Facebook is finally removing photographs that have been flagged for deletion, reports Jacqui Cheng of Ars Technica, who has been tracking the timeliness of image deletions on Facebook for more than the last three years.
Cheng found that photos that were deleted from Facebook, both submitted from readers of Ars Technica and direct links that she had been tracking herself for research purposes, were finally disappearing for good since February 2012. She tested this more recently and found that photos were being deleted in as quickly as two days.
It wasn't always this easy. In 2009, Ars Technica tested four social networking sites to see how fast deleted photos would disappear from the Internet. Back then, Cheng found that photos were removed from the content delivery networks of Twitter and Flickr after a few short seconds of deletion. However, MySpace and Facebook weren't quite as efficient, with images remaining on MySpace for up to several months later, while Facebook took more than a year to delete Cheng's photos.
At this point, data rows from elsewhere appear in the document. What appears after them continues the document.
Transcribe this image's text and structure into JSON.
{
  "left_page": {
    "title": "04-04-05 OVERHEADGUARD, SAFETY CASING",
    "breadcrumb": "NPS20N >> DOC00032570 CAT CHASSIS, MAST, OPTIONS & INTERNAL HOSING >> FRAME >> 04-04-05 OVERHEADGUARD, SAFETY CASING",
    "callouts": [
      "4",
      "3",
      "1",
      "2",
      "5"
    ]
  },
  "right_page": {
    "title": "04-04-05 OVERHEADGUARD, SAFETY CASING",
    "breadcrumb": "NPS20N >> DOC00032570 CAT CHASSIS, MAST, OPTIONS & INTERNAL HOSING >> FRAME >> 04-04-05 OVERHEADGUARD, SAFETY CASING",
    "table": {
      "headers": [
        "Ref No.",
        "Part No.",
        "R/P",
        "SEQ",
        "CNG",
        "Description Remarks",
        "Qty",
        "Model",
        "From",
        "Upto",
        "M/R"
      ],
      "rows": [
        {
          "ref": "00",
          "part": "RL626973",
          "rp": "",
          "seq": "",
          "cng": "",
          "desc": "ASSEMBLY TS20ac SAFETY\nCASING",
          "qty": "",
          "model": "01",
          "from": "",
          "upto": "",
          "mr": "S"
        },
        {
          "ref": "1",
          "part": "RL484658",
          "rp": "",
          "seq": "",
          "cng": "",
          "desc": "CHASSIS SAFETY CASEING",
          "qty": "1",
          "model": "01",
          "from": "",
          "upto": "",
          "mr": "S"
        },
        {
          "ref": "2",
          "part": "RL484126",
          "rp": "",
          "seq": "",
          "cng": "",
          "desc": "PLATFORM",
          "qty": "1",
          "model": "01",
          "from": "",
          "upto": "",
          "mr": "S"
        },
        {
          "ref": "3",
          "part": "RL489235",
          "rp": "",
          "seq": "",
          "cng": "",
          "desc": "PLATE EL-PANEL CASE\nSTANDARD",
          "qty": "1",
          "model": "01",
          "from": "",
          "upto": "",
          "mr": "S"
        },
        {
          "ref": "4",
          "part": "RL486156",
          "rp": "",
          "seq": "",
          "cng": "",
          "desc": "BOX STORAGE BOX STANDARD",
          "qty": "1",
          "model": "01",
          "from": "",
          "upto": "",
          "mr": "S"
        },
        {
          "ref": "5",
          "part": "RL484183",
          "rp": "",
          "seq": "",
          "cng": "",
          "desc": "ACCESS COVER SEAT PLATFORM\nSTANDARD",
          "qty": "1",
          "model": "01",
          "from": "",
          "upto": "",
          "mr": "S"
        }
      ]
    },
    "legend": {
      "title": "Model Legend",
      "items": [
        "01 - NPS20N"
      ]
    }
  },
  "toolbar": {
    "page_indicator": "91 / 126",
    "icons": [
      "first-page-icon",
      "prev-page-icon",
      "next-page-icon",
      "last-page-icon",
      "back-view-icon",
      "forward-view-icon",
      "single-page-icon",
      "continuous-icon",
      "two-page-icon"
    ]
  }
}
Multiple readers of Ars Technica pointed out that their photo links were still working, even three years later and longer.
The recent improvement can be attributed to policy updates at Facebook. "As a result of work on our policies and infrastructure, we have instituted a 'max-age' of 30 days for our CDN links," Facebook spokesperson Frederic Wolens said. "However, in some cases the content will expire on the CDN much more quickly, based on a number of factors."
Good news for everyone who has uploaded a photo and regretted it.
Source: Ars Technica